“We’ve got quite a litany of people interested in and continuing to watch the progress on the STAR bonds out there at 96 and Greenwich, anxious to see if that’s approved,” Saville said. “There’s quite a bit of land out there, between the stuff we’re doing and the Slawson land behind Sonic and Arby’s. There’s lots of viable commercial land out there.”
Johnson said the quick development of projects downtown like the Ambassador Hotel and the Kansas Health Foundation expansion have it on developers’ radar.
Office and industrial
Both sectors are plagued by limited inventories. Most quality Class A space has been absorbed into the market.
“I don’t see a lot of opportunities in office for new development. It’ll continue to churn and we’ll see the same progress we have,” Johnson said. “The industrial market is very good. We could lease a lot of buildings if we had the buildings, but they’re not there.”
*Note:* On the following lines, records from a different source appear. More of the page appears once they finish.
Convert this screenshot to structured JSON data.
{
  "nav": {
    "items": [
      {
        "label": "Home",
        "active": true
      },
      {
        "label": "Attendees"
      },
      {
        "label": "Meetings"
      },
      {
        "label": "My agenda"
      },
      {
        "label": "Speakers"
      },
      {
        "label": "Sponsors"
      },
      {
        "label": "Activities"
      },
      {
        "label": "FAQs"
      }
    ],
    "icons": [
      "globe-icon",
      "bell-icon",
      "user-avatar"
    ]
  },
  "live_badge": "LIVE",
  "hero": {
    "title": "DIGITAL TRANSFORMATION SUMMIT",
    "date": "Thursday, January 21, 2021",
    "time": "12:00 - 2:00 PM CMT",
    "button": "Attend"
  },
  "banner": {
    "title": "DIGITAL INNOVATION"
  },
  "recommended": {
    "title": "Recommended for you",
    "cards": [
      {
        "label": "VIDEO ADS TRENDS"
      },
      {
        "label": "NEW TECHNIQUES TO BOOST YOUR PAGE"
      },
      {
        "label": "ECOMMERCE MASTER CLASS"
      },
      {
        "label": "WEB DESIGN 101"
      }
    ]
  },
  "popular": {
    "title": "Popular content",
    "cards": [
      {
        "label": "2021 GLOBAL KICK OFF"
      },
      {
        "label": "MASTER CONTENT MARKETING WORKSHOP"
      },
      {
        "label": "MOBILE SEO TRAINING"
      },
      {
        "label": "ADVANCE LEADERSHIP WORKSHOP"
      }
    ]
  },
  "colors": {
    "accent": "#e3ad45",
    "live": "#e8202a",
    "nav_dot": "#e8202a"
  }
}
There are large space office complexes available, Stewart said.
“For significant money at 3,000 to 10,000 square feet,” he said. “Not a lot available, though, in the 700 to 1,500 square feet range, but there’s a fair amount of 2,500.”
But those leases are going to be costly, Stewart said — $12 to $18 per square foot triple net, or the taxes, insurance, and maintenance expenses plus the lease, roughly about $7 per square foot.
“This is where Wichita is best positioned for the biggest rebound,” Ratiu said.
Local vacancy rates are close to the national average and positioned to shrink, Ratiu said, as home foreclosures continue and new household formation rebounds from historic lows to norms of about 1.2 million.
It’s enough to make a broker wistful about the good old days, Saville said, chuckling.
“How optimistic? Since before I was wrong about the downturn in 2008,” he said, laughing. “Now, our investors, people who buy stuff and people in real estate finally see some optimism.
“The banks locally are out shaking people down trying to loan money again. There’s so much cash on the sideline. It’s finally looking better.”